Aw okay how could I not mention Nightmare Before Christmas? My boyfriend and I just watched this and admittedly we agreed the best part is definitely the opening in Halloweentown, but this film is fantastic nonetheless. We saw Danny Elfman perform the score at the Hollywood Bowl last year and it was honestly one of the best concerts I've ever been to. In thinking about the visual language of this film, I think it is so much more about movement than any of Burton's other films. The spindly legs of Jack Skellington are so spideresque while Sally is the perfect stiff ragdoll. I am still shocked by how striking the eerie light in this film is--I have no idea how one achieves this in stop-motion filmmaking. More than anything, I think I love this one because it is kind of an exercise in monster-making. The artists really got to dream up all of the Halloween monsters and come up with their personalities in a very funny and charming way.

This is probably my favorite Tim Burton film: Sleepy Hollow!!!! More outcast Johnny Depp goodness. I don't know how I am supposed to believe that no one likes Ichabod because damn, those cheekbones. And then there is my favorite lady, Katrina Van Tassel. More on her coming soon... Because it is set in New England farming village in the fall, the colors in Sleepy Hollow are pretty stark, mostly blacks, greys, and browns. But that, my friends, is what allows for the blood to look so deliciously striking on camera. Burton does an almost orange-red blood which makes it all the more Halloween-y. I also especially love the little nods to steampunk with Ichabods "instruments of his own design." Sleepy Hollow is so Victorian and lovely, even though the time period might not exactly match up with the Victorian era.

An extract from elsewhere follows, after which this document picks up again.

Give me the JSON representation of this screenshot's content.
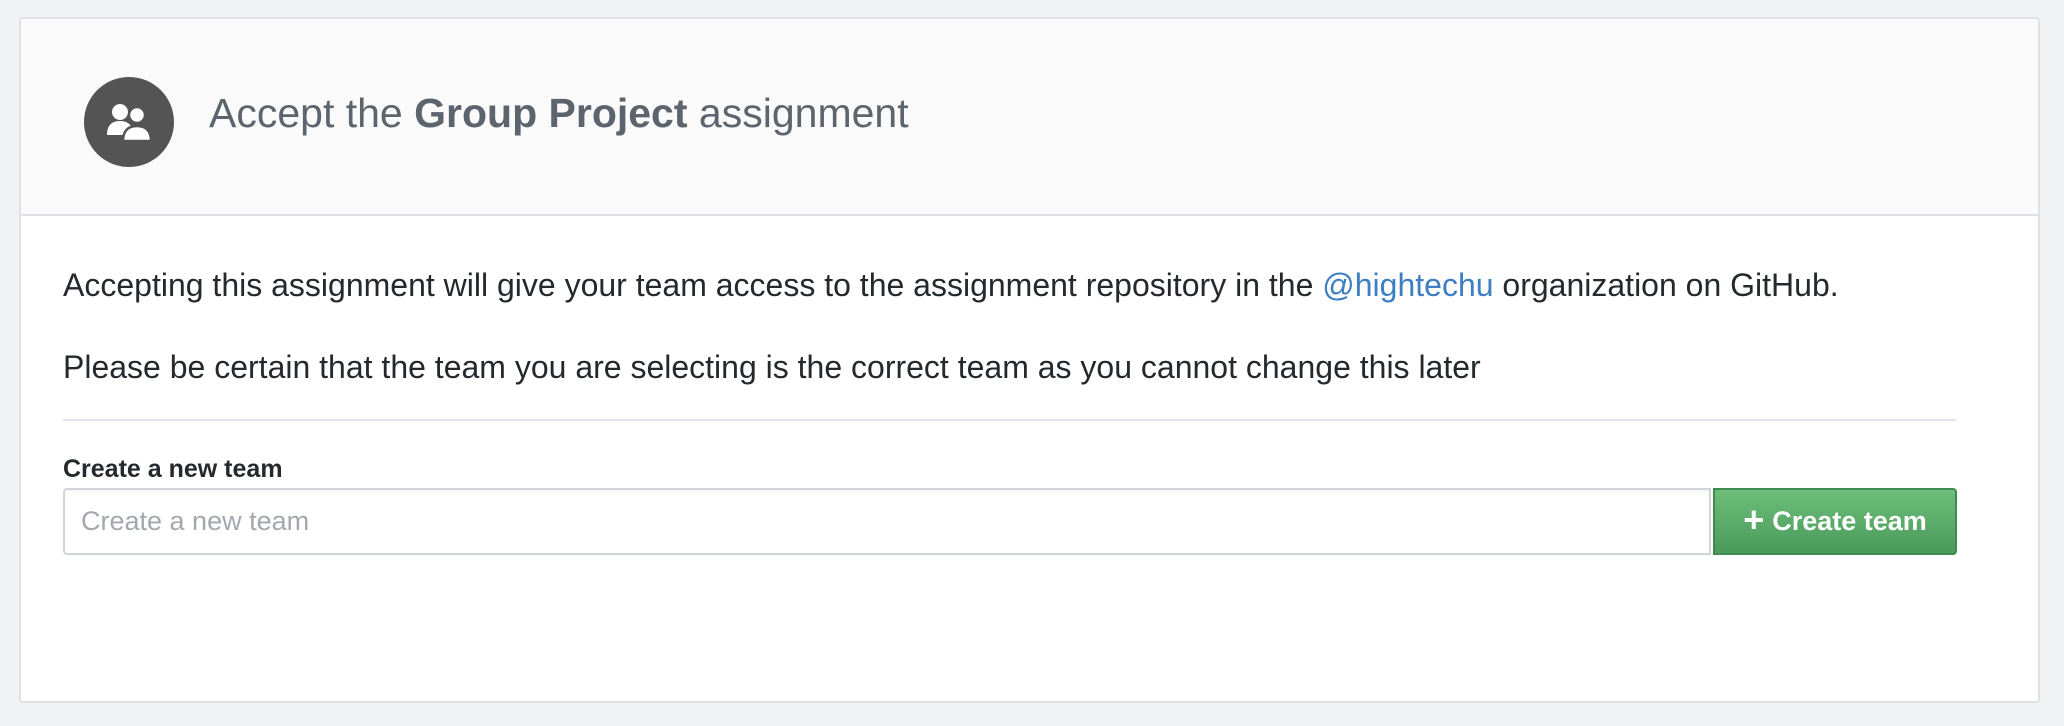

And last but not least, Corpse Bride! Again, this one was of emo importance to me. "Can a heart still break once it's stopped beating?" All that unrequited love stuff had me feeling all the feels. This one is actually set in the Victorian era, with main characters named Victoria and Victor. Obviously owing to advances in stop-motion filmmaking, this film appears to be so much sleeker than Nightmare Before Christmas. This allows for more close-ups on the beautiful props used and generally a more ethereal look. The juxtaposition between the living and dead worlds are very fun, but ultimately I just love the character of Emily and her ability to move between the two realms. She is so fun but also a classic Victorian beauty and I mean she turns into butterflies so that's pretty cool.

Tim Burton has always represented escapism for me. So many of his stories are set in suburbia or some Victorian version of " strict normality", but so much magic and weirdness happens there. His films always made me believe that the world might be a little stranger than it appears, which is very important to me I think. He provides Halloween as well as year-round inspiration for me.


  1. I love all of these movies and i love how you describe them especially the line "The juxtaposition between boring people and weirdos was too real." Also thank you for the Beetlejuice article link! He really is so great and I can't help but agree that his newest films have been a bit of a let down. I recently saw his take on Miss Peregrine's Home and even though the aesthetics are spot on I felt the direction itself was a bit lost. x

    1. Yeah I am very nervous to watch that. It looks like it would be very fun visually, but I don't know about Tim's directing style these days.